This is part two of the story of how we created our dual purpose meat and coloured egg laying flock here on the smallholding. You can read part 1 here. After a lot of research, we settled on four main breeds that we wanted to keep to form the base of our flock.
The first, without question, was a selection of Marans chickens: French Copper Black, Cuckoo and Blue Marans. This heritage breed originated in France and was brought over to England in the 1930s. The shy, feathery-footed birds lay large, speckled eggs that are very dark, reddish brown in colour. The hens are probably the best source of dark eggs it is possible to find. The French Copper Black and Cuckoo Marans usually lay the darkest eggs, with the Blue Marans laying a slightly lighter egg. In addition to the beautiful eggs, they are also big-framed birds, with a lot of leg and breast meat, which makes them very suitable for the dinner table. The slow grown meat is deeply flavoursome and wonderful to eat. Overall they are a brilliant all-rounder and were at the very top of our list.The second was Araucana. This is another heritage breed, originating from Chile, that again is believed to have hit the UK shores around the 1930s. Araucanas are the ultimate blue egg layers. Indeed, all chickens that lay blue eggs will have Araucana in their family history. We chose lavender Araucanas. The birds are small, with beautiful silver-grey feathers and huge doe eyes (the chicks look like they have just stepped off the set of a Disney film). Their eggs are small too, but we felt it would be rather nice to have a contrasting size to the much larger Marans eggs. They are great foragers too, which means they don’t consume as much bought-in feed as some other chicken breeds. The only downside of the Araucanas is that they aren’t ideal for meat because they are such little birds. Next on the list (after a close battle with the Light Sussex) was the Ixworth. Ixworths were originally developed and bred as a dual purpose chicken here in 1930s England (in the Suffolk village of the same name), by Reginald Appleyard and are now considered a rare breed.

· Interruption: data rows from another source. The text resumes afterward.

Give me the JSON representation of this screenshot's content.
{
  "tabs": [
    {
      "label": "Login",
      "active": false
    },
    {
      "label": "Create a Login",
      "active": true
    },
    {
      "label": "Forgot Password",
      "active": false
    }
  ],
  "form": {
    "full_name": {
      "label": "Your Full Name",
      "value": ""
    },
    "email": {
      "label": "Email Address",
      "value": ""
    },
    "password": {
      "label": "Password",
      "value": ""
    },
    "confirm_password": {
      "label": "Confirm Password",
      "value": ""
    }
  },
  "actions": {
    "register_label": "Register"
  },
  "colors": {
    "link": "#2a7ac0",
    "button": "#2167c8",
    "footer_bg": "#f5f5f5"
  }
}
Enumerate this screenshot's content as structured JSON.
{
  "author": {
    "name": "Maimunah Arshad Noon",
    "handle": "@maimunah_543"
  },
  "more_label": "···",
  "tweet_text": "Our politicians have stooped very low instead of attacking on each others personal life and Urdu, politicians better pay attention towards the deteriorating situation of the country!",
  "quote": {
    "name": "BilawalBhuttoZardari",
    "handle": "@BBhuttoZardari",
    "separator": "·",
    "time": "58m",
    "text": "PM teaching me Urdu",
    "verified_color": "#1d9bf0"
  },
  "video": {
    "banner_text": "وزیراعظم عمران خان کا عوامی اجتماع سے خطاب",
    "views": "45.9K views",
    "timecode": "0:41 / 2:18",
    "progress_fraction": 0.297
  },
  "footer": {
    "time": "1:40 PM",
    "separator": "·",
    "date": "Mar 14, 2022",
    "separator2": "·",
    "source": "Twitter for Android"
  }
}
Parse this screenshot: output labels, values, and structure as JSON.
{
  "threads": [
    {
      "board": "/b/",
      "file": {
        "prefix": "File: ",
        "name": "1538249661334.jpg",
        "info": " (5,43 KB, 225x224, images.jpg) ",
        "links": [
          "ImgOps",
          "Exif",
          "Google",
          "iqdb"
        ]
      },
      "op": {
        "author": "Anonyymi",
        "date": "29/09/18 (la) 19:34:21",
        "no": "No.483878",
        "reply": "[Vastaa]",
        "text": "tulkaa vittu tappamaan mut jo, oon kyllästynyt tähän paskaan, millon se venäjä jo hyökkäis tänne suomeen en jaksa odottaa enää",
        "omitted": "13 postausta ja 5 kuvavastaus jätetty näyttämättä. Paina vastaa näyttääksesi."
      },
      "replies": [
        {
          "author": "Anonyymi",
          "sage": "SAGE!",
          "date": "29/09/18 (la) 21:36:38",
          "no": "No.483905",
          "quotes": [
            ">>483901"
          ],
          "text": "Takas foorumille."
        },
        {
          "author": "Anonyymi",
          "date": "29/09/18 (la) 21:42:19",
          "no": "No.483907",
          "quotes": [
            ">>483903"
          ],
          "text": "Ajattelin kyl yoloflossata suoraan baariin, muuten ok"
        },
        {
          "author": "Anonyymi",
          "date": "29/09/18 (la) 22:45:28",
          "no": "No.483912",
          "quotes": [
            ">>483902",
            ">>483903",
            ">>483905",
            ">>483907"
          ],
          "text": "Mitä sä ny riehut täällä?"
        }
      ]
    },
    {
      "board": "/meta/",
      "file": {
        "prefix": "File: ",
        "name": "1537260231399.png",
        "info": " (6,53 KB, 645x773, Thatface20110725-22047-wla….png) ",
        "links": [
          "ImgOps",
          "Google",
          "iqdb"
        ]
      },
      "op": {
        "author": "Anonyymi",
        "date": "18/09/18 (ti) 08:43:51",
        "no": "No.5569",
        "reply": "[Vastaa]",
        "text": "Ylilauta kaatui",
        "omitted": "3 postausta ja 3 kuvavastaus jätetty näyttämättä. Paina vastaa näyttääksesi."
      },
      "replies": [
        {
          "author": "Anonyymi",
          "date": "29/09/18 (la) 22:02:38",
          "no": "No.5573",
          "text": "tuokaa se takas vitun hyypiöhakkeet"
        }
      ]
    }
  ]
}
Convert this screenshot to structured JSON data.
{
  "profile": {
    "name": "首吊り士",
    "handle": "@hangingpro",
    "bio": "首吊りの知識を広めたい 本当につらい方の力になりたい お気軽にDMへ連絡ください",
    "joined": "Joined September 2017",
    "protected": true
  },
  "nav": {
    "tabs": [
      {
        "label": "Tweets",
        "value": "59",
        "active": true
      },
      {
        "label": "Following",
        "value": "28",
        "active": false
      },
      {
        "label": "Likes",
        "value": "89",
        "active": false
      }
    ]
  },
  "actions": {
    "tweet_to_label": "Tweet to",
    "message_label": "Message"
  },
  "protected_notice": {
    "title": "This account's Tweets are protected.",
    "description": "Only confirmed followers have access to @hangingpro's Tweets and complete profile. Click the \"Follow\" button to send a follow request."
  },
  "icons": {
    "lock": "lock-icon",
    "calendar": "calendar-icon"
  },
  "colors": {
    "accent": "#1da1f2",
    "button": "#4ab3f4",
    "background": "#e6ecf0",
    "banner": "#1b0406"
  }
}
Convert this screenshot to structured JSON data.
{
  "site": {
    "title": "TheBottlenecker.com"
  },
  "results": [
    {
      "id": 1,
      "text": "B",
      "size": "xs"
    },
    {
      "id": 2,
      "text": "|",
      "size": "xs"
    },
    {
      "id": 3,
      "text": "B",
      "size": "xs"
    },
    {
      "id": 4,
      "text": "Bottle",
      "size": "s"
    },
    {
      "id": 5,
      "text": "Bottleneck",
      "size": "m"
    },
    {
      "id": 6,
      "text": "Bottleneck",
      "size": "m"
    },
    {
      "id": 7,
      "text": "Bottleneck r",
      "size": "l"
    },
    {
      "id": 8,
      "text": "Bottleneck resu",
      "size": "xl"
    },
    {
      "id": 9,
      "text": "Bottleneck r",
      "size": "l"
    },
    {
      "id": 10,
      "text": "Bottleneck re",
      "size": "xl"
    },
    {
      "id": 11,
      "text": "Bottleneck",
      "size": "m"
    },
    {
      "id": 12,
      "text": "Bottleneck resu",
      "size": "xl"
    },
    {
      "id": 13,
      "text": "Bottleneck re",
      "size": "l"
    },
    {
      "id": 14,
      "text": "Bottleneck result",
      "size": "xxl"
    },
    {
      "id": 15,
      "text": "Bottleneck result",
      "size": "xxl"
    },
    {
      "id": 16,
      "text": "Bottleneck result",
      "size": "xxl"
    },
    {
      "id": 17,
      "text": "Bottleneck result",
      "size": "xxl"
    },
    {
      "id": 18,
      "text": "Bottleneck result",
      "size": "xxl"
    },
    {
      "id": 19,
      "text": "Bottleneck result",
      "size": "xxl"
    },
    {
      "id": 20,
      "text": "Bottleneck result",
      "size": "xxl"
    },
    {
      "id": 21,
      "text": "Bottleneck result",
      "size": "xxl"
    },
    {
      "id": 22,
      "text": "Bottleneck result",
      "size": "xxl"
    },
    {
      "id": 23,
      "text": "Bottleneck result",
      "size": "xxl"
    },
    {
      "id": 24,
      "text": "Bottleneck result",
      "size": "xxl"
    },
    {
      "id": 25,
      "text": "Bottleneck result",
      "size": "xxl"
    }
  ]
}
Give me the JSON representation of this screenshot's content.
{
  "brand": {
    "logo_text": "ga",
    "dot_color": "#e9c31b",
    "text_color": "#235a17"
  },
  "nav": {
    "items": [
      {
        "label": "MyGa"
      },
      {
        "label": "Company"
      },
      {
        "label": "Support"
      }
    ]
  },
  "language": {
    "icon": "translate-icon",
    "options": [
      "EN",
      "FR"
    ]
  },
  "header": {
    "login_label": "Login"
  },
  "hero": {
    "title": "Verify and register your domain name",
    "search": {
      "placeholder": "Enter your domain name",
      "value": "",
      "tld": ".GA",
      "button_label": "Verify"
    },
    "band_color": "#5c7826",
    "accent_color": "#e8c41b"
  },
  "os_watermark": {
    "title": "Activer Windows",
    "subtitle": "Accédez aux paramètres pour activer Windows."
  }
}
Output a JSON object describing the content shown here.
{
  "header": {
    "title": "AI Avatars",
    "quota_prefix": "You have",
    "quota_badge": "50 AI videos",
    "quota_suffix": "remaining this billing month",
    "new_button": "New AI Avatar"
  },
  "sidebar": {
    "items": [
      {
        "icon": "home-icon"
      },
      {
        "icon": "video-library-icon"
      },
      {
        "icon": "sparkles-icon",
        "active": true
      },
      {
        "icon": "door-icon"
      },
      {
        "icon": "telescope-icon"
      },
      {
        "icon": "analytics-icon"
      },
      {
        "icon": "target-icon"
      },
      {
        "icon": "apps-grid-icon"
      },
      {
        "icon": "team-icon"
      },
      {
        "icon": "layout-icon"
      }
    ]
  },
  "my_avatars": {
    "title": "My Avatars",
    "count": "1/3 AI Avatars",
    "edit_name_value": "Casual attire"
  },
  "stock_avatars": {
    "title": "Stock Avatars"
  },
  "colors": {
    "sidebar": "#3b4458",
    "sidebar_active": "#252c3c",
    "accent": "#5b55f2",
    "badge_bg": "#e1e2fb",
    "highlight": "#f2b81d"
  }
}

There’s an interesting article about the history of the breed on the Guardian website here. The white feathered birds lay a good number of cream eggs with a pinkish tint. Like the Araucanas, they are also excellent foragers and self-supplement their diet with plenty of extra bugs, grubs and greenery from the garden. However, it was for the meat in particular that we chose them, because Ixworth chickens are said to produce some of the tastiest meat you can get from a pure breed. The final chicken we chose was the Welsummer. This Dutch breed is another excellent source of dark eggs. The Welsummer eggs differ from Marans eggs in that they are slightly smaller, with a matte surface, dark brown speckles, and more of a deep terracotta in colour. Welsummers can also be used as a dual-purpose breed, although they aren’t generally thought to be in the same league as Marans in terms of meat yield or flavour in this respect. However, we thought the pretty gingery brown birds would make a lovely addition to the flock. We felt that this mixture of heritage and rare breeds would provide us with a well-balanced flock of meat birds and egg layers. It would ensure that we mostly had birds of a size that were well-suited to the table, and would give us a mix of dark brown, terracotta, blue, and pinky-white eggs. The heritage breeds wouldn’t lay as many eggs as modern hybrids, but there would still be plenty to ensure us self-sufficiency.
With these breeds at the core of our flock, we knew we would also have the option to cross the Araucana hens with the Marans or Welsummers to create olive egg layers. These hybrids would be slightly faster growing than the heritage breeds and lay more regularly. Plus the Marans or Welsummer bloodline in the olive eggers would theoretically also result in a slightly larger, more suitable table bird than the pure Araucana.
The next challenge was finding some hatching eggs to buy from reliable breeders and to work out how best to start accumulating the flock. This turned out to be a little trickier than we originally anticipated. More about that in the next post.